Make a verbatim copy of the entries below; pictures stay out.

Entries supplied.
Content starts

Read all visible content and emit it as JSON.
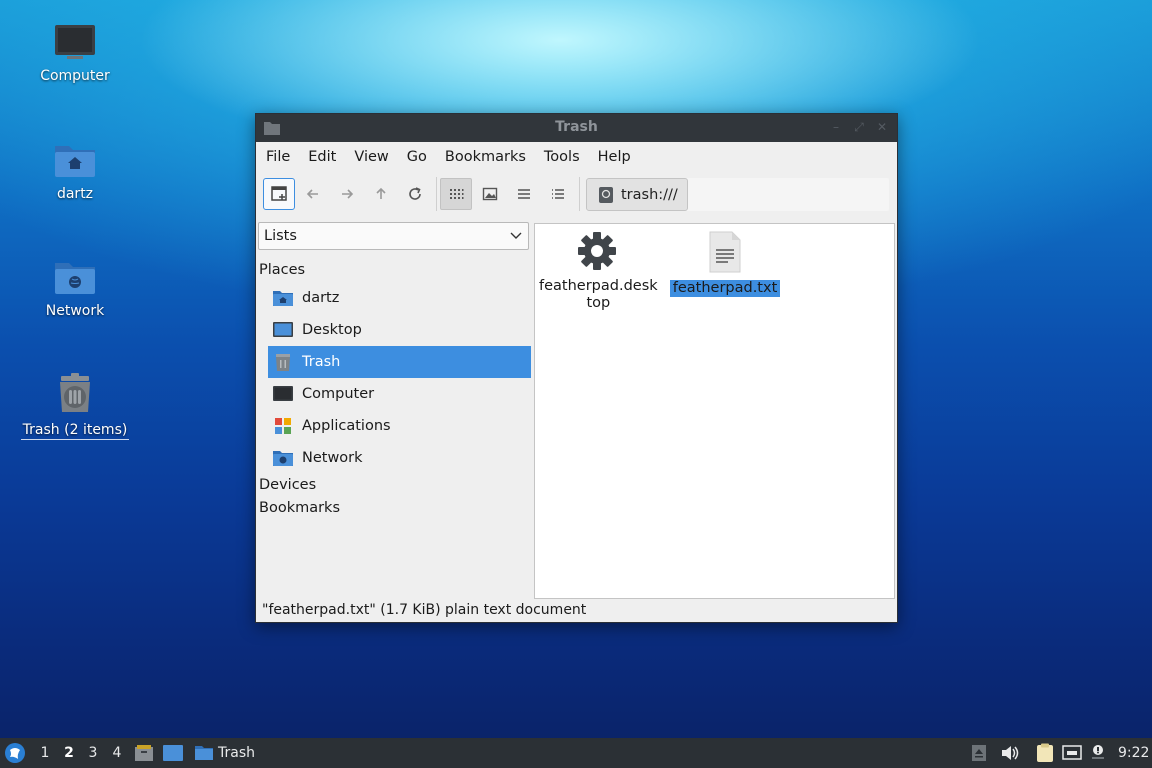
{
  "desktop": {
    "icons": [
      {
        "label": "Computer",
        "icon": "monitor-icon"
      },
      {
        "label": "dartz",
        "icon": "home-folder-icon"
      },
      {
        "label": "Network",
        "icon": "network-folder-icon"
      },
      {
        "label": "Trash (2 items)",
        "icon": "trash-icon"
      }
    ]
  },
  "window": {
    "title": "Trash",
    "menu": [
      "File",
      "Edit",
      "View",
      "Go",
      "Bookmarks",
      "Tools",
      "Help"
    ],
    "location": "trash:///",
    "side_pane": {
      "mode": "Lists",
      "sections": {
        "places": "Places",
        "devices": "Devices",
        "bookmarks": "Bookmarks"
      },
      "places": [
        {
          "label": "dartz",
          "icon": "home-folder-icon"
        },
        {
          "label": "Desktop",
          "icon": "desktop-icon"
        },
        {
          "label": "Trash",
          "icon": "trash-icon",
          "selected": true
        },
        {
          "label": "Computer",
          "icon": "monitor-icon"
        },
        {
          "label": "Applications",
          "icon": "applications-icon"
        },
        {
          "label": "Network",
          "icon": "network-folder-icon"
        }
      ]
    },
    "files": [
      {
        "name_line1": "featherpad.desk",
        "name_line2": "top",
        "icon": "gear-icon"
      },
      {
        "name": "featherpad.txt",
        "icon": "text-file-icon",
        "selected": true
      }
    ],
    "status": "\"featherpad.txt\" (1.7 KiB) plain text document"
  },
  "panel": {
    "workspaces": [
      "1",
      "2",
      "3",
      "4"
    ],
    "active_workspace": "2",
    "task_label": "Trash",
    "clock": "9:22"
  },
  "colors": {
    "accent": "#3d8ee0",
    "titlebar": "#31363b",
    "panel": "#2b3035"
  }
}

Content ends

Exercise output.
Read all visible content and emit it as JSON.
{
  "desktop": {
    "icons": [
      {
        "label": "Computer",
        "icon": "monitor-icon"
      },
      {
        "label": "dartz",
        "icon": "home-folder-icon"
      },
      {
        "label": "Network",
        "icon": "network-folder-icon"
      },
      {
        "label": "Trash (2 items)",
        "icon": "trash-icon"
      }
    ]
  },
  "window": {
    "title": "Trash",
    "menu": [
      "File",
      "Edit",
      "View",
      "Go",
      "Bookmarks",
      "Tools",
      "Help"
    ],
    "location": "trash:///",
    "side_pane": {
      "mode": "Lists",
      "sections": {
        "places": "Places",
        "devices": "Devices",
        "bookmarks": "Bookmarks"
      },
      "places": [
        {
          "label": "dartz",
          "icon": "home-folder-icon"
        },
        {
          "label": "Desktop",
          "icon": "desktop-icon"
        },
        {
          "label": "Trash",
          "icon": "trash-icon",
          "selected": true
        },
        {
          "label": "Computer",
          "icon": "monitor-icon"
        },
        {
          "label": "Applications",
          "icon": "applications-icon"
        },
        {
          "label": "Network",
          "icon": "network-folder-icon"
        }
      ]
    },
    "files": [
      {
        "name_line1": "featherpad.desk",
        "name_line2": "top",
        "icon": "gear-icon"
      },
      {
        "name": "featherpad.txt",
        "icon": "text-file-icon",
        "selected": true
      }
    ],
    "status": "\"featherpad.txt\" (1.7 KiB) plain text document"
  },
  "panel": {
    "workspaces": [
      "1",
      "2",
      "3",
      "4"
    ],
    "active_workspace": "2",
    "task_label": "Trash",
    "clock": "9:22"
  },
  "colors": {
    "accent": "#3d8ee0",
    "titlebar": "#31363b",
    "panel": "#2b3035"
  }
}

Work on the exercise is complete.